I was enjoying myself, that was clear to see, and I almost felt slightly guilty that I had wanted to stay home in Connecticut for winter break instead of discovering a newfound friendship.
Christmas snuck up on me, which was unusual, as I almost always expect it the moment before it happens upon me. I woke up one morning, and Mom and Dad smiled widely and said, “Merry Christmas!”
“I totally forgot about it!” I exclaimed, grinning.
They handed me a present wrapped in blue paper. I tore it open excitedly, pleased to discover several books by my favorite author.
“Thank you so much,” I said, letting myself be enveloped by a hug. “I’m sorry I don’t have anything for you.”
“You’re here, aren’t you?” Dad said. “You’re the only present we could ever want.”
“Even when I’m stubborn and annoying?” I ask.
“Even then,” he said.
I leapt into his arms. “I’m sorry about the way I behaved before.”
The rest of the morning went well. One of the boys had received the gift of a soccer ball, and several of us improvised a game in the dirt.
Then it was time for the competition. We gathered around Cecil, who was to be the referee. Behind him, about fifteen chickens stood in a nervous circle, pecking at the grain scattered in the dirt.
Cecil raised his arm into the air. I took my position beside Tiwu. She gave me a smile, and I grinned, waiting for the whistle. For a tense moment, everything was silent, and then a piercing blast shattered the stillness.
Kids took off. Chickens took off. For one moment, all was complete chaos, and then things spread out. In the midst of it all, I tried to find a target. Tiwu had explained that a chicken could easily outrun a child, and so it was important to catch one quickly. I glanced around, looking for an unsuspecting hen.

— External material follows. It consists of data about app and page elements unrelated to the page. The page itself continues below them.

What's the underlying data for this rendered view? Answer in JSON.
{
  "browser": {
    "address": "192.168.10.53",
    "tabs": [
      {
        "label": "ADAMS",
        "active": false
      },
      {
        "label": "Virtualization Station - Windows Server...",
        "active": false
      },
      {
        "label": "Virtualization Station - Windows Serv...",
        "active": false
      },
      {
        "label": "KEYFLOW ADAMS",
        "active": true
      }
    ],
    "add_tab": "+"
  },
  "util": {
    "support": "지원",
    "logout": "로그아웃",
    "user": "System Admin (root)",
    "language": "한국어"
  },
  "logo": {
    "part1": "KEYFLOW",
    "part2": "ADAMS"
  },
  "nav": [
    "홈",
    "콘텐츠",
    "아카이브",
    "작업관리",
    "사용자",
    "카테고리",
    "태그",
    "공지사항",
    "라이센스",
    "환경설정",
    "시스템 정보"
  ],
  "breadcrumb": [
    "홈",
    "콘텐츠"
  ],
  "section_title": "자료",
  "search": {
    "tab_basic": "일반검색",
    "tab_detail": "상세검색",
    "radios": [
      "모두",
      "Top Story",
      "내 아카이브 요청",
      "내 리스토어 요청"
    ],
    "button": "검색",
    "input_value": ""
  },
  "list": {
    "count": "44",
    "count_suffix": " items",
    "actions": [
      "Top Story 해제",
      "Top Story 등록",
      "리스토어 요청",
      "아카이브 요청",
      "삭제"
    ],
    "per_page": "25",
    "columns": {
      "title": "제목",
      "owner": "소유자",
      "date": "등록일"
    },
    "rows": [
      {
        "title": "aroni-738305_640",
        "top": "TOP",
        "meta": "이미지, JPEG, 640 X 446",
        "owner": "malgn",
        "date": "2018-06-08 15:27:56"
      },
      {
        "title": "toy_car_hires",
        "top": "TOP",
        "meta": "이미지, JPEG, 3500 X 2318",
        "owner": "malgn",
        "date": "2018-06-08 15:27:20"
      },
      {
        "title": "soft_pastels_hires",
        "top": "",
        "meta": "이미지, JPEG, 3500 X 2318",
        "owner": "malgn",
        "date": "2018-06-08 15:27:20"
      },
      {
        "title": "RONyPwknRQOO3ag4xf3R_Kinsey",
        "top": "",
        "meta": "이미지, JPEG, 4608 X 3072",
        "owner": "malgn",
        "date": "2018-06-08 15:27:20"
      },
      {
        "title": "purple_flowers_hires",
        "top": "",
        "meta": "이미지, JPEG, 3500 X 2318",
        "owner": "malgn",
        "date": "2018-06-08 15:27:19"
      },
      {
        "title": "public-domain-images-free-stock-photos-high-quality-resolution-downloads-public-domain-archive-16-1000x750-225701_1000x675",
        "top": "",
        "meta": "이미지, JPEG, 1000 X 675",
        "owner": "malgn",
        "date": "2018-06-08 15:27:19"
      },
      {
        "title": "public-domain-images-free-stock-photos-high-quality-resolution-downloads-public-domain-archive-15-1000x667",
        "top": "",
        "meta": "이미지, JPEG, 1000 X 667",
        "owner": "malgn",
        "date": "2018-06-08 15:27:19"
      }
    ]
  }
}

There was one, standing still in the dust. I snuck up behind it, hands outstretched. I was so close. My fingertips brushed its white feathers. And then it suddenly squawked away.

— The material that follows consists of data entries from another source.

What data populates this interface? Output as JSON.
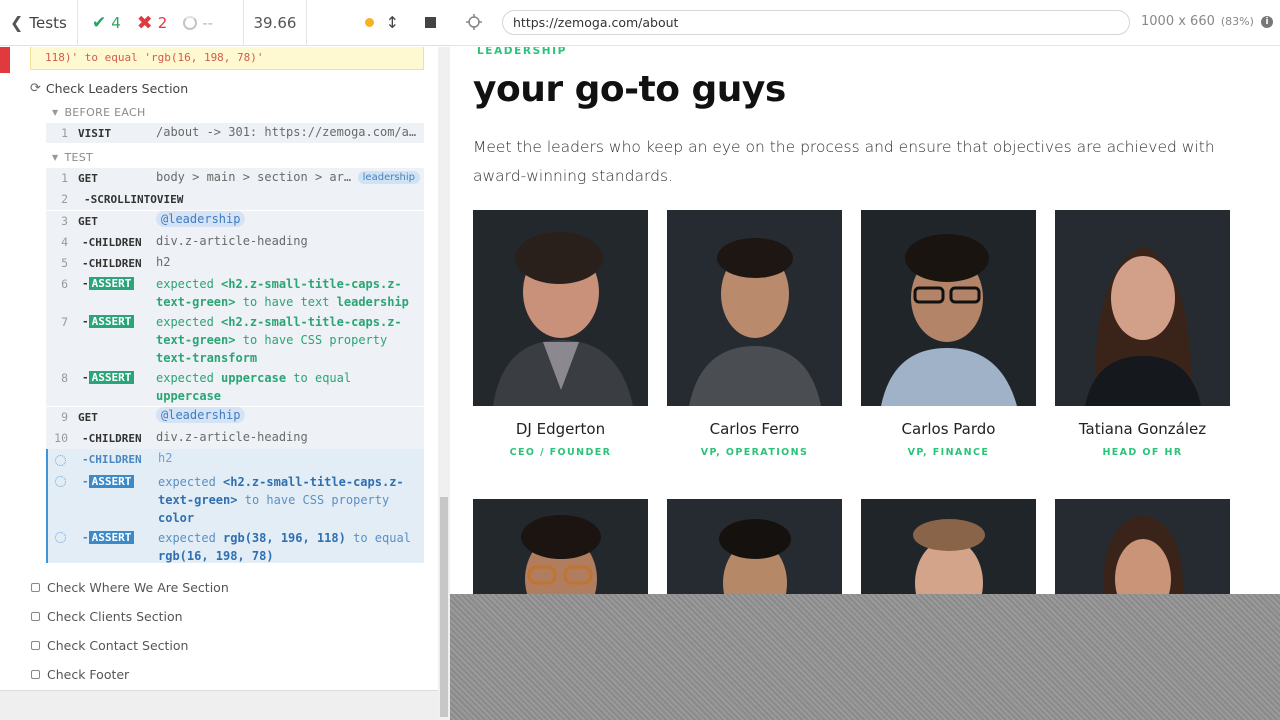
{
  "reporter": {
    "back_label": "Tests",
    "passed": "4",
    "failed": "2",
    "pending": "--",
    "duration": "39.66",
    "error_line1": "'",
    "error_line2": "118)' to equal 'rgb(16, 198, 78)'",
    "suite_title": "Check Leaders Section",
    "before_each_label": "BEFORE EACH",
    "test_label": "TEST",
    "commands": [
      {
        "num": "1",
        "name": "VISIT",
        "msg": "/about -> 301: https://zemoga.com/a…"
      },
      {
        "num": "1",
        "name": "GET",
        "msg": "body > main > section > ar…",
        "badge": "leadership"
      },
      {
        "num": "2",
        "name": "-SCROLLINTOVIEW",
        "msg": ""
      },
      {
        "num": "3",
        "name": "GET",
        "alias": "@leadership"
      },
      {
        "num": "4",
        "name": "-CHILDREN",
        "msg": "div.z-article-heading"
      },
      {
        "num": "5",
        "name": "-CHILDREN",
        "msg": "h2"
      },
      {
        "num": "6",
        "name": "-",
        "tag": "ASSERT",
        "p1": "expected",
        "p2": "<h2.z-small-title-caps.z-text-green>",
        "p3": "to have text",
        "p4": "leadership"
      },
      {
        "num": "7",
        "name": "-",
        "tag": "ASSERT",
        "p1": "expected",
        "p2": "<h2.z-small-title-caps.z-text-green>",
        "p3": "to have CSS property",
        "p4": "text-transform"
      },
      {
        "num": "8",
        "name": "-",
        "tag": "ASSERT",
        "p1": "expected",
        "p2": "uppercase",
        "p3": "to equal",
        "p4": "uppercase"
      },
      {
        "num": "9",
        "name": "GET",
        "alias": "@leadership"
      },
      {
        "num": "10",
        "name": "-CHILDREN",
        "msg": "div.z-article-heading"
      },
      {
        "num": "",
        "name": "-CHILDREN",
        "msg": "h2"
      },
      {
        "num": "",
        "name": "-",
        "tag": "ASSERT",
        "p1": "expected",
        "p2": "<h2.z-small-title-caps.z-text-green>",
        "p3": "to have CSS property",
        "p4": "color"
      },
      {
        "num": "",
        "name": "-",
        "tag": "ASSERT",
        "p1": "expected",
        "p2": "rgb(38, 196, 118)",
        "p3": "to equal",
        "p4": "rgb(16, 198, 78)"
      }
    ],
    "pending_tests": [
      "Check Where We Are Section",
      "Check Clients Section",
      "Check Contact Section",
      "Check Footer"
    ]
  },
  "aut": {
    "url": "https://zemoga.com/about",
    "viewport": "1000 x 660",
    "scale": "(83%)",
    "site": {
      "kicker": "LEADERSHIP",
      "title": "your go-to guys",
      "lead": "Meet the leaders who keep an eye on the process and ensure that objectives are achieved with award-winning standards.",
      "leaders": [
        {
          "name": "DJ Edgerton",
          "role": "CEO / FOUNDER"
        },
        {
          "name": "Carlos Ferro",
          "role": "VP, OPERATIONS"
        },
        {
          "name": "Carlos Pardo",
          "role": "VP, FINANCE"
        },
        {
          "name": "Tatiana González",
          "role": "HEAD OF HR"
        }
      ]
    }
  },
  "colors": {
    "pass": "#2aa55f",
    "fail": "#e0393e",
    "brand_green": "#2bc37a",
    "active_blue": "#3f93d7"
  }
}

I stood up, looking around. Tiwu was off chasing a chicken around a bush; Edward was losing ground as he chased one away from the village. No one else looked anywhere close. I whirled around.
In my peripheral vision, I saw a white blur stepping into one of the huts. Here was my chance! I ran towards it, and then entered the empty house. The chicken was there, looking kind of bewildered. I stepped forward, reached out, and… got it! The hen squirmed and squawked in my arms, but I held tight. Happily, I rushed out of the house, holding the chicken above my head like a trophy.
“I caught a chicken!” My gleeful yell rang out above everything, loud and clear. Cecil blew his whistle. The contest had come to an end.
* * *
I decided that Tiwu should get to take my prize. “As my Christmas gift to you,” I explained when she opened her mouth to protest. “You get to eat the chicken; not me. I don’t think I could eat an entire chicken anyway.”
We had laughed and Tiwu said thank you about a million times, and then everything seemed to come to an end. As it turned out, my prophecy that Mom and Dad would finish their work quickly proved correct, and they promised we could leave the next day. We spent much of the afternoon packing but took a break to eat dinner around a fire with the other villagers.
It was a joyful celebration, a hello and goodbye, and many stories were told. Tiwu’s father presented me with a gift—a carved wooden statue of a lion—that he said was a token of friendship and gratitude. I promised Tiwu I would write to her, and she promised she would write back to me, and then as we retired to our hut for the night, we said our final farewells. It was a wistful moment, and I felt sad as I lay in my bed, listening to the howling wind.
We left early the next morning, yawning as we drove away from a sleeping village.
“So did you enjoy yourself after all?” Mom asked with a wry smile.
“I did,” I replied, thinking of my original resistance. How stubborn I was! How silly! I imagined that I had stayed home in Connecticut. I would’ve missed so much—Tiwu, the statue in my backpack, the chicken roasting on the fire.
“Can we come back next year?” I asked Mom.